It was a special experience to sit in the front row at Bellator 206 in San Jose, Calif.. It was unlike anything else I have ever seen. To watch what was, to most’s agreement, the biggest card in Bellator history right beside the cage is something I will never forget in my life. Just as special was the atmosphere that I was a part of by simply being in the SAP Center.
I remember being present at Bellator 186: Bader vs Vassell in Pennsylvania, but the atmosphere was nowhere near what it was on Saturday. At that event, which took place just last year, the upper section was completely closed off. Even in the lower sections, there were empty seats all over the place.
In just under a year, Bellator has taken some massive steps. The company has made some unbelievable free-agent signings, including UFC stars Rory MacDonald, Gegard Mousasi and Lyoto Machida.
Something that you have heard many times from the fighters themselves that have been in both the UFC and Bellator, is that Bellator treats their fighters better and with more respect, which starts from the top of the promotion. Bellator head Scott Coker is undoubtedly a substantial part of Bellator’s recent success. He has made some giant moves for his promotion, such as signing a deal with the digital network DAZN. Fighters have no problem letting the public know that Coker cares about his fighters individually, whereas UFC President Dana White, although excellent at his job, gets a lot of criticism at times from fighters for the things he says.
Even just about a year ago, the MMA community never really looked at Bellator and the UFC on the same level. The UFC was always the promotion when it came to the sport, and the organization still may be, at least for now. However, one thing’s for sure: the lead the UFC had is slowly but surely deteriorating. More than once, we have heard fighters in the UFC either complain about their pay or ask for more. Meanwhile, Bellator fighters rarely seem to have a problem with their wages.
Mousasi, while still under contract with the UFC before the last fight on his deal against Chris Weidman at UFC 210, asked for “what is fair.” He made it clear that he does not ask for an excessive amount of pay, but simply what he deserves.
The same is true for MacDonald. After signing with Bellator, he spoke out on how little he got paid compared to what he deserved after his legendary war against Robbie Lawler at UFC 189. It was one of the greatest fights ever, yet the one who made it happen profited very little off of it.
Momentum is a scary thing. If there is one advantage Bellator has over the UFC right now, it is momentum. The UFC has been staggering in 2018 so far, with almost every pay-per-view card having a major fight pulled from it. UFC 221 had Robert Whittaker scrapped with an injury. UFC 222 suffered when Max Holloway was pulled from the card. UFC 223 was possibly the most disastrous event in UFC history, with Tony Ferguson suffering a major injury just a week out from the fight, and also the infamous bus incident taking out Michael Chiesa and Ray Borg from the card as well. UFC 226 had Holloway once again suffer a setback. And, of course, UFC 228 had brand new women’s flyweight champion Nicco Montaño pull out at the last minute after troubles with making weight. The point is, the UFC has not been so lucky with the events that it has put on this year.

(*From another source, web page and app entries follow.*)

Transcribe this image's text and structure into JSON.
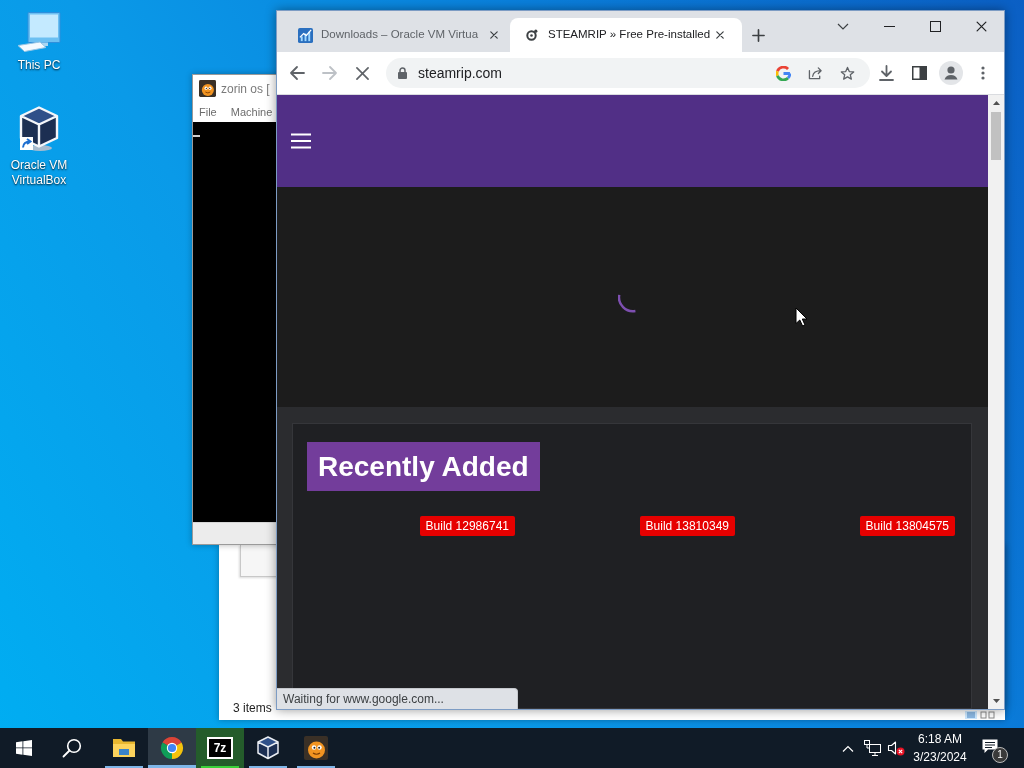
{
  "desktop_icons": [
    {
      "kind": "computer",
      "label": "This PC"
    },
    {
      "kind": "virtualbox",
      "label": "Oracle VM VirtualBox"
    }
  ],
  "vm_window": {
    "title": "zorin os [",
    "menu": [
      "File",
      "Machine"
    ]
  },
  "explorer_window": {
    "status": "3 items"
  },
  "browser": {
    "tabs": [
      {
        "kind": "chart",
        "title": "Downloads – Oracle VM Virtua",
        "selected": false
      },
      {
        "kind": "round",
        "title": "STEAMRIP » Free Pre-installed",
        "selected": true
      }
    ],
    "address": "steamrip.com",
    "loading": true,
    "page": {
      "heading": "Recently Added",
      "badges": [
        "Build 12986741",
        "Build 13810349",
        "Build 13804575"
      ]
    },
    "status_text": "Waiting for www.google.com..."
  },
  "taskbar": {
    "apps": [
      {
        "kind": "files",
        "running": true,
        "selected": false
      },
      {
        "kind": "browser",
        "running": true,
        "selected": true
      },
      {
        "kind": "archiver",
        "logo_text": "7z",
        "running": true,
        "selected": false,
        "level": 1
      },
      {
        "kind": "virtualbox",
        "running": true,
        "selected": false
      },
      {
        "kind": "vm",
        "running": true,
        "selected": false
      }
    ],
    "tray": {
      "muted": true,
      "time": "6:18 AM",
      "date": "3/23/2024",
      "notifications": "1"
    }
  }
}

On the contrary, Bellator hasn’t had many problems with its fighters pulling out of bouts. Whenever there is a massive fight in the UFC nowadays, it seems like everyone is holding their breath, worried about someone pulling out, rather than being excited about the match-up. This is absolutely warranted, too, considering how many injury withdrawals have occurred this year. Even for the massive fight between Khabib Nurmagomedov and Conor McGregor, the first question was, “Can they both make it to the fight?” This is problematic, particularly for a promotion that relies on pay-per-view sales to conduct business.
The pay-per-view system seems to be hurting the UFC’s business. Now that the price tag for every pay-per-view has risen up to $65 from $60, it is understandable how a lot of the fans feel overwhelmed by the price. It’s not cheap.
The big four sports leagues in the United States, and even promotions like the WWE, are paying their athletes far more than the UFC pays its fighters. None of these organizations are working with a pay-per-view system. The WWE did in the past, but it has since moved its marketing strategy to its own WWE Network, where fans only have to pay $9.99 monthly. The WWE seems to be doing just fine, too, and maybe even better since the switch.
Bellator is following a similar path. It’s moving content to an exclusive network in DAZN. With a subscription price of $9.99 per month, DAZN not only provides streams for Bellator, but it carries boxing as well. How things will turn out for Bellator in the long-term remains to be seen, but it’s worth noting that the organization is staying away from the pay-per-view business model.
It would be a reach to say that Bellator is ahead of the UFC at this point, but this is not all that important. It has always been that way. However, the gaps are closing between the two promotions. For the UFC, this is a scary thing. A lot of big-name fighters has been going over to the other side recently. For whatever it might mean for the UFC to have Bellator neck and neck with it, this is great for the sport and the business. Competition prompts growth, and right now the UFC and Bellator are in competition. This is only going to help take the sport to the next level.